Specialized forms of skin traction have been developed to address specific problems. Dunlop's traction is used on children with certain fractures of the upper arm, when the arm must be kept in a flexed position to prevent problems with the circulation and nerves around the elbow. Pelvic traction is applied to the lower spine, with a belt around the waist. Buck's skin traction is used to treat knee injuries other than fractures. The purpose of this traction is to stabilize the knee and reduce muscle spasm.
Skeletal traction is performed when more pulling force is needed than can be withstood by skin traction; or when the part of the body needing traction is positioned so that skin traction is impossible. Skeletal traction uses weights of 25-40 pounds.
Skeletal traction requires the placement of tongs, pins, or screws into the bone so that the weight is applied directly to the bone. This is an invasive procedure that is done in an operating room under general, regional, or local anesthesia.
Correct placement of the pins is essential to the success of the traction. The pin can be kept in place several months, and must be kept clean to prevent infection. Once the hardware is in place, pulleys and weights are attached to wires to provide the proper pull and alignment on the affected part.
Specialized forms of skeletal traction include cervical traction used for fractures of the neck vertebrae; over-head arm traction used for certain types of upper arm fractures; and tibia pin traction used for some fractures of the femur, hip, or pelvis.
X rays are done prior to the application of both forms of traction, and may be repeated during treatment to assure that the affected parts are staying in alignment
and healing properly. Since the insertion of the anchoring devices in skeletal traction is a surgical procedure, standard preoperative blood and urine testing are done, and the patient may meet with an anesthesiologist to discuss any health conditions that might affect the administration of anesthesia.
Aftercare for skin traction involves making sure the limb stays aligned, and caring for the skin so that it does not become sore and irritated. The patient should also be alert to any swelling or tingling in the limb that would suggest that the limb has been wrapped too tightly.
Aftercare for skeletal traction is more complex. The patient is likely to be immobile for an extended period. Deep breathing exercises are taught so that respiratory function is maintained during this time of little activity.
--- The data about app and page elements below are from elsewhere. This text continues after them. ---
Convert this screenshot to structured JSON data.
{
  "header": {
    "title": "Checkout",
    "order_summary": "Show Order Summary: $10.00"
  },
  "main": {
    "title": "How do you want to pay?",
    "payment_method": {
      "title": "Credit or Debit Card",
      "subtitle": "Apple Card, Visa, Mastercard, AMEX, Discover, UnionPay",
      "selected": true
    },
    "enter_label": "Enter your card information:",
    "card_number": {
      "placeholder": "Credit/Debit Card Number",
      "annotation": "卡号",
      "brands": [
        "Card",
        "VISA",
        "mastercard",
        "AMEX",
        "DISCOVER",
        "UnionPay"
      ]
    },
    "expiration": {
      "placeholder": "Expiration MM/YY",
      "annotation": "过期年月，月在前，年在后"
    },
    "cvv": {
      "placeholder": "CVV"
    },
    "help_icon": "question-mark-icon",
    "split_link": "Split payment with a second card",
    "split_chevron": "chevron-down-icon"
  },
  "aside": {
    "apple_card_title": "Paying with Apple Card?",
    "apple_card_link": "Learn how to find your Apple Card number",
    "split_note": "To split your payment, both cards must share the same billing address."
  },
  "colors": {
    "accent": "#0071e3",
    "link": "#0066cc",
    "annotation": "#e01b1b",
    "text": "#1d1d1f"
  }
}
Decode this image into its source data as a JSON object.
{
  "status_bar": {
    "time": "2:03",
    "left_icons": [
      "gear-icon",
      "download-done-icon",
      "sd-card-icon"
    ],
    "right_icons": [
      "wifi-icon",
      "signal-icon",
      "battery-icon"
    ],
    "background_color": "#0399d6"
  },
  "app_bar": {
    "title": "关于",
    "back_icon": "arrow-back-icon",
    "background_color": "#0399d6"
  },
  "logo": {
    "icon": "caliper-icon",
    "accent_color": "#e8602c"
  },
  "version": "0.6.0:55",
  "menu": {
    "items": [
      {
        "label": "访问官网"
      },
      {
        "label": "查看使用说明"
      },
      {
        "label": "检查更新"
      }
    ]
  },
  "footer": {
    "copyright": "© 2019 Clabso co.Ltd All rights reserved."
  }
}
Patients are also encouraged to do range-of motion exercises with the unaffected parts of the body. The patient is taught how to use a trapeze (an overhead support bar) to shift on and off a bedpan, since it is not possible to get up to use the toilet. In serious injuries, traction may be continued for several months until healing is complete.
The main risks associated with skin traction are that the traction will be applied incorrectly and cause harm, or that the skin will become irritated. There are more risks associated with skeletal traction. Bone inflammation may occur in response to the introduction of foreign material into the body. Infection can occur at the pin sites. If caught early, infection can be treated with antibiotics, but if severe, it may require removal of the pin.
Both types of traction have complications associated with long periods of immobility. These include the development of bed sores, reduced respiratory function, urinary problems, and circulatory problems. Occasionally, fractures fail to heal. Being confined to traction for a long period can take a an emotional toll on the patient, also.
When correctly applied, traction generally produces very good, if slow, results.
Rodrigo, Juan J. "Traction." In Orthopaedic Surgery: Basic Science and Clinical Science. Boston: Little, Brown and Co., 1986.
"Traction." In Everything You Need to Know About Medical Treatments. Springhouse, PA: Springhouse Corp., 1996.